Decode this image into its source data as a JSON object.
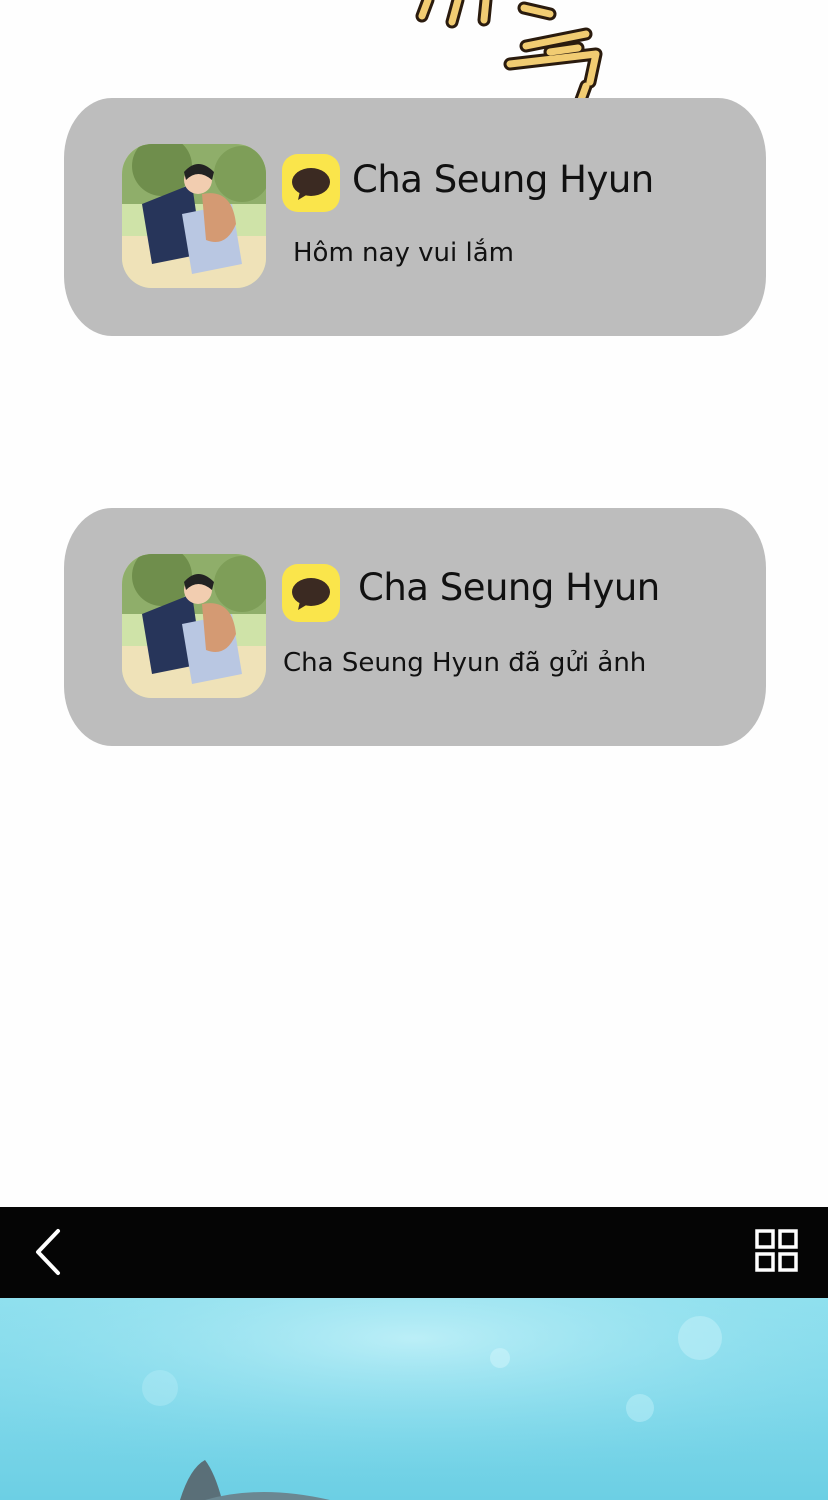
{
  "notifications": [
    {
      "sender": "Cha Seung Hyun",
      "message": "Hôm nay vui lắm",
      "app_icon": "chat-bubble-icon",
      "avatar": "illustration of two people hugging on a park bench"
    },
    {
      "sender": "Cha Seung Hyun",
      "message": "Cha Seung Hyun đã gửi ảnh",
      "app_icon": "chat-bubble-icon",
      "avatar": "illustration of two people hugging on a park bench"
    }
  ],
  "viewer_toolbar": {
    "back_icon": "chevron-left-icon",
    "grid_icon": "grid-icon"
  },
  "colors": {
    "card_background": "#bdbdbd",
    "app_icon_background": "#fae54b",
    "toolbar_background": "#050505",
    "photo_water": "#8fe0ee",
    "sfx_lettering": "#f1cc72"
  }
}
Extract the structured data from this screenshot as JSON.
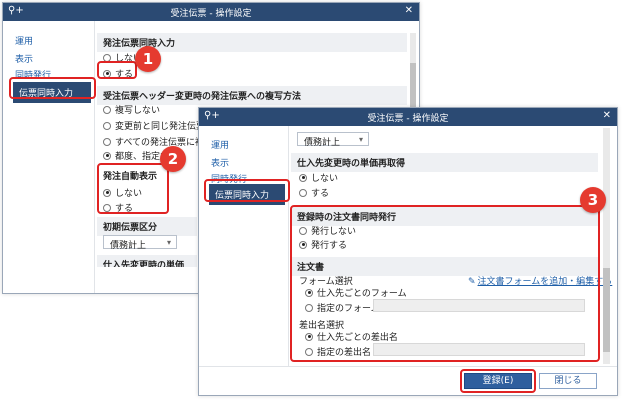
{
  "back_window": {
    "title": "受注伝票 - 操作設定",
    "sidebar": [
      "運用",
      "表示",
      "同時発行",
      "伝票同時入力"
    ],
    "sections": {
      "simultaneous_input": {
        "title": "発注伝票同時入力",
        "options": [
          "しない",
          "する"
        ]
      },
      "copy_method": {
        "title": "受注伝票ヘッダー変更時の発注伝票への複写方法",
        "options": [
          "複写しない",
          "変更前と同じ発注伝票に複",
          "すべての発注伝票に複写",
          "都度、指定する"
        ]
      },
      "auto_display": {
        "title": "発注自動表示",
        "options": [
          "しない",
          "する"
        ]
      },
      "initial_class": {
        "title": "初期伝票区分",
        "value": "債務計上"
      },
      "cut_title": "仕入先変更時の単価再取得"
    }
  },
  "front_window": {
    "title": "受注伝票 - 操作設定",
    "sidebar": [
      "運用",
      "表示",
      "同時発行",
      "伝票同時入力"
    ],
    "top_select": "債務計上",
    "price_refetch": {
      "title": "仕入先変更時の単価再取得",
      "options": [
        "しない",
        "する"
      ]
    },
    "register_issue": {
      "title": "登録時の注文書同時発行",
      "options": [
        "発行しない",
        "発行する"
      ]
    },
    "order_form": {
      "title": "注文書",
      "form_select_label": "フォーム選択",
      "add_edit_link": "注文書フォームを追加・編集する",
      "form_options": [
        "仕入先ごとのフォーム",
        "指定のフォーム"
      ],
      "sender_label": "差出名選択",
      "sender_options": [
        "仕入先ごとの差出名",
        "指定の差出名"
      ]
    },
    "buttons": {
      "register": "登録(E)",
      "close": "閉じる"
    }
  },
  "badges": [
    "1",
    "2",
    "3"
  ],
  "icons": {
    "app": "search-plus-icon",
    "close": "close-icon",
    "edit": "edit-icon",
    "caret": "chevron-down-icon"
  }
}
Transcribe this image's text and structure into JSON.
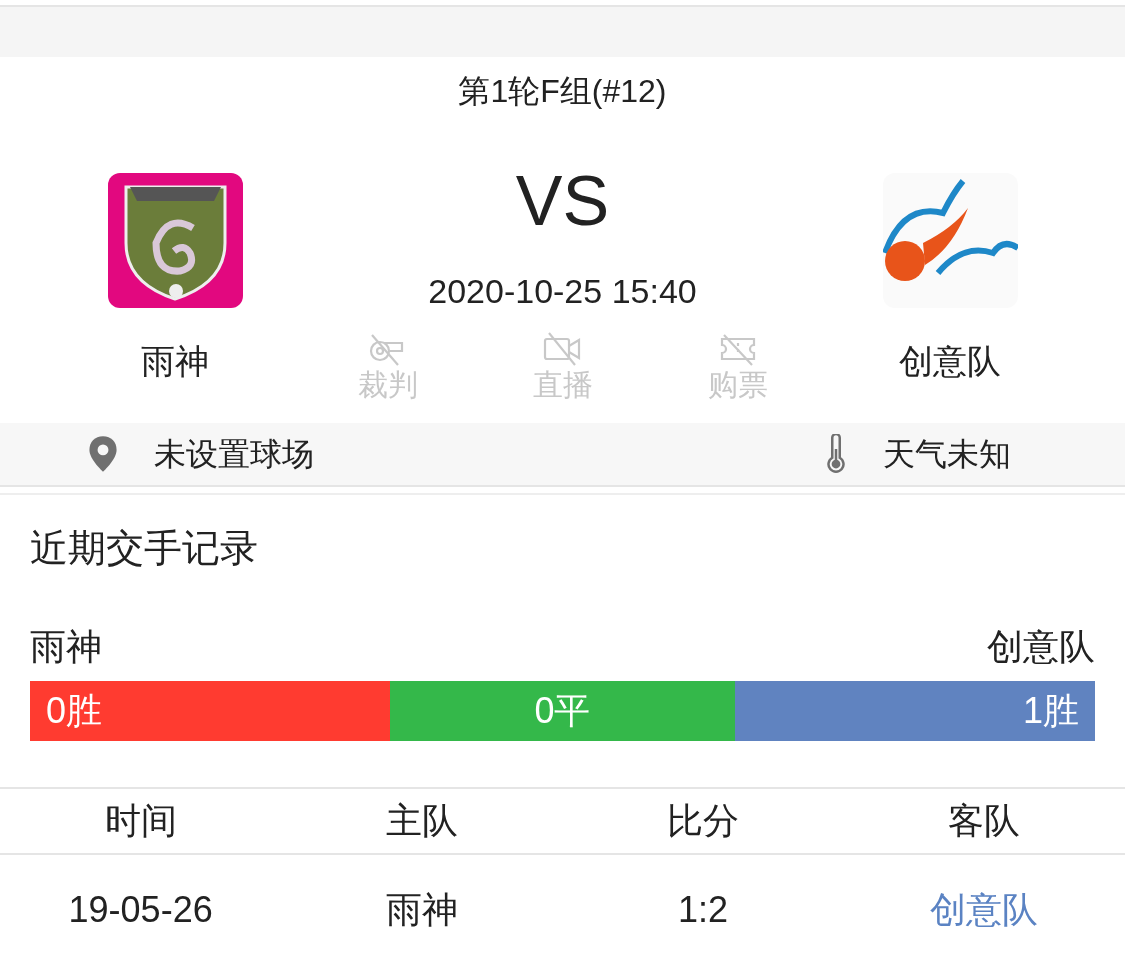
{
  "match": {
    "round": "第1轮F组(#12)",
    "vs": "VS",
    "datetime": "2020-10-25 15:40",
    "home": {
      "name": "雨神"
    },
    "away": {
      "name": "创意队"
    },
    "services": [
      {
        "kind": "referee",
        "label": "裁判",
        "disabled": true
      },
      {
        "kind": "live",
        "label": "直播",
        "disabled": true
      },
      {
        "kind": "ticket",
        "label": "购票",
        "disabled": true
      }
    ]
  },
  "info_bar": {
    "venue": "未设置球场",
    "weather": "天气未知"
  },
  "history": {
    "title": "近期交手记录",
    "home": "雨神",
    "away": "创意队",
    "segments": [
      {
        "label": "0胜",
        "color": "#ff3b30",
        "kind": "home_win"
      },
      {
        "label": "0平",
        "color": "#34b84a",
        "kind": "draw"
      },
      {
        "label": "1胜",
        "color": "#6083c0",
        "kind": "away_win"
      }
    ],
    "table": {
      "columns": [
        "时间",
        "主队",
        "比分",
        "客队"
      ],
      "rows": [
        {
          "cells": [
            "19-05-26",
            "雨神",
            "1:2",
            "创意队"
          ],
          "away_won": true
        }
      ]
    }
  }
}
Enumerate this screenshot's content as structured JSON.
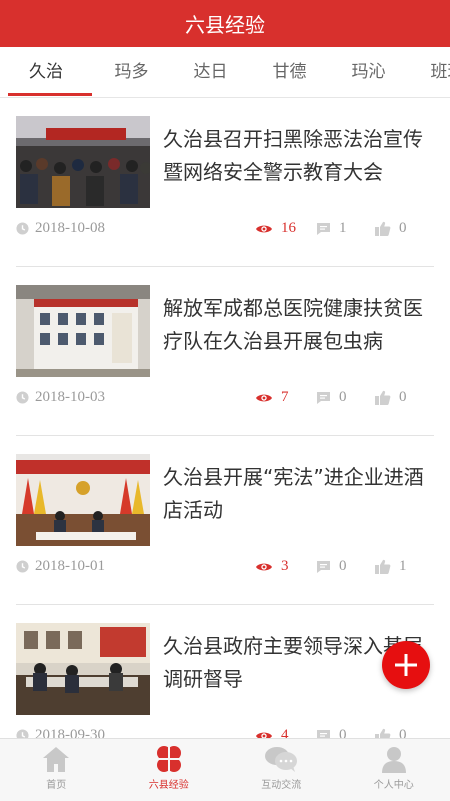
{
  "header": {
    "title": "六县经验"
  },
  "tabs": [
    "久治",
    "玛多",
    "达日",
    "甘德",
    "玛沁",
    "班玛"
  ],
  "articles": [
    {
      "title": "久治县召开扫黑除恶法治宣传暨网络安全警示教育大会",
      "date": "2018-10-08",
      "views": "16",
      "comments": "1",
      "likes": "0"
    },
    {
      "title": "解放军成都总医院健康扶贫医疗队在久治县开展包虫病",
      "date": "2018-10-03",
      "views": "7",
      "comments": "0",
      "likes": "0"
    },
    {
      "title": "久治县开展“宪法”进企业进酒店活动",
      "date": "2018-10-01",
      "views": "3",
      "comments": "0",
      "likes": "1"
    },
    {
      "title": "久治县政府主要领导深入基层调研督导",
      "date": "2018-09-30",
      "views": "4",
      "comments": "0",
      "likes": "0"
    }
  ],
  "bottom_nav": {
    "home": "首页",
    "experience": "六县经验",
    "interaction": "互动交流",
    "personal": "个人中心"
  },
  "colors": {
    "brand": "#d8302d",
    "fab": "#e60f10"
  },
  "icons": [
    "clock-icon",
    "eye-icon",
    "comment-icon",
    "thumb-up-icon",
    "plus-icon",
    "home-icon",
    "clover-icon",
    "chat-icon",
    "person-icon"
  ]
}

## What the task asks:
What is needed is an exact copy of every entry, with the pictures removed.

## Final answer:
Decode this image into its source data as a JSON object.
{
  "notifications": [
    {
      "sender": "Cha Seung Hyun",
      "message": "Hôm nay vui lắm",
      "app_icon": "chat-bubble-icon",
      "avatar": "illustration of two people hugging on a park bench"
    },
    {
      "sender": "Cha Seung Hyun",
      "message": "Cha Seung Hyun đã gửi ảnh",
      "app_icon": "chat-bubble-icon",
      "avatar": "illustration of two people hugging on a park bench"
    }
  ],
  "viewer_toolbar": {
    "back_icon": "chevron-left-icon",
    "grid_icon": "grid-icon"
  },
  "colors": {
    "card_background": "#bdbdbd",
    "app_icon_background": "#fae54b",
    "toolbar_background": "#050505",
    "photo_water": "#8fe0ee",
    "sfx_lettering": "#f1cc72"
  }
}
Extract the structured data from this screenshot as JSON.
{
  "back_window": {
    "title": "受注伝票 - 操作設定",
    "sidebar": [
      "運用",
      "表示",
      "同時発行",
      "伝票同時入力"
    ],
    "sections": {
      "simultaneous_input": {
        "title": "発注伝票同時入力",
        "options": [
          "しない",
          "する"
        ]
      },
      "copy_method": {
        "title": "受注伝票ヘッダー変更時の発注伝票への複写方法",
        "options": [
          "複写しない",
          "変更前と同じ発注伝票に複",
          "すべての発注伝票に複写",
          "都度、指定する"
        ]
      },
      "auto_display": {
        "title": "発注自動表示",
        "options": [
          "しない",
          "する"
        ]
      },
      "initial_class": {
        "title": "初期伝票区分",
        "value": "債務計上"
      },
      "cut_title": "仕入先変更時の単価再取得"
    }
  },
  "front_window": {
    "title": "受注伝票 - 操作設定",
    "sidebar": [
      "運用",
      "表示",
      "同時発行",
      "伝票同時入力"
    ],
    "top_select": "債務計上",
    "price_refetch": {
      "title": "仕入先変更時の単価再取得",
      "options": [
        "しない",
        "する"
      ]
    },
    "register_issue": {
      "title": "登録時の注文書同時発行",
      "options": [
        "発行しない",
        "発行する"
      ]
    },
    "order_form": {
      "title": "注文書",
      "form_select_label": "フォーム選択",
      "add_edit_link": "注文書フォームを追加・編集する",
      "form_options": [
        "仕入先ごとのフォーム",
        "指定のフォーム"
      ],
      "sender_label": "差出名選択",
      "sender_options": [
        "仕入先ごとの差出名",
        "指定の差出名"
      ]
    },
    "buttons": {
      "register": "登録(E)",
      "close": "閉じる"
    }
  },
  "badges": [
    "1",
    "2",
    "3"
  ],
  "icons": {
    "app": "search-plus-icon",
    "close": "close-icon",
    "edit": "edit-icon",
    "caret": "chevron-down-icon"
  }
}
Transcribe this image's text and structure into JSON.
{
  "match": {
    "round": "第1轮F组(#12)",
    "vs": "VS",
    "datetime": "2020-10-25 15:40",
    "home": {
      "name": "雨神"
    },
    "away": {
      "name": "创意队"
    },
    "services": [
      {
        "kind": "referee",
        "label": "裁判",
        "disabled": true
      },
      {
        "kind": "live",
        "label": "直播",
        "disabled": true
      },
      {
        "kind": "ticket",
        "label": "购票",
        "disabled": true
      }
    ]
  },
  "info_bar": {
    "venue": "未设置球场",
    "weather": "天气未知"
  },
  "history": {
    "title": "近期交手记录",
    "home": "雨神",
    "away": "创意队",
    "segments": [
      {
        "label": "0胜",
        "color": "#ff3b30",
        "kind": "home_win"
      },
      {
        "label": "0平",
        "color": "#34b84a",
        "kind": "draw"
      },
      {
        "label": "1胜",
        "color": "#6083c0",
        "kind": "away_win"
      }
    ],
    "table": {
      "columns": [
        "时间",
        "主队",
        "比分",
        "客队"
      ],
      "rows": [
        {
          "cells": [
            "19-05-26",
            "雨神",
            "1:2",
            "创意队"
          ],
          "away_won": true
        }
      ]
    }
  }
}
Enumerate this screenshot's content as structured JSON.
{
  "header": {
    "title": "六县经验"
  },
  "tabs": [
    "久治",
    "玛多",
    "达日",
    "甘德",
    "玛沁",
    "班玛"
  ],
  "articles": [
    {
      "title": "久治县召开扫黑除恶法治宣传暨网络安全警示教育大会",
      "date": "2018-10-08",
      "views": "16",
      "comments": "1",
      "likes": "0"
    },
    {
      "title": "解放军成都总医院健康扶贫医疗队在久治县开展包虫病",
      "date": "2018-10-03",
      "views": "7",
      "comments": "0",
      "likes": "0"
    },
    {
      "title": "久治县开展“宪法”进企业进酒店活动",
      "date": "2018-10-01",
      "views": "3",
      "comments": "0",
      "likes": "1"
    },
    {
      "title": "久治县政府主要领导深入基层调研督导",
      "date": "2018-09-30",
      "views": "4",
      "comments": "0",
      "likes": "0"
    }
  ],
  "bottom_nav": {
    "home": "首页",
    "experience": "六县经验",
    "interaction": "互动交流",
    "personal": "个人中心"
  },
  "colors": {
    "brand": "#d8302d",
    "fab": "#e60f10"
  },
  "icons": [
    "clock-icon",
    "eye-icon",
    "comment-icon",
    "thumb-up-icon",
    "plus-icon",
    "home-icon",
    "clover-icon",
    "chat-icon",
    "person-icon"
  ]
}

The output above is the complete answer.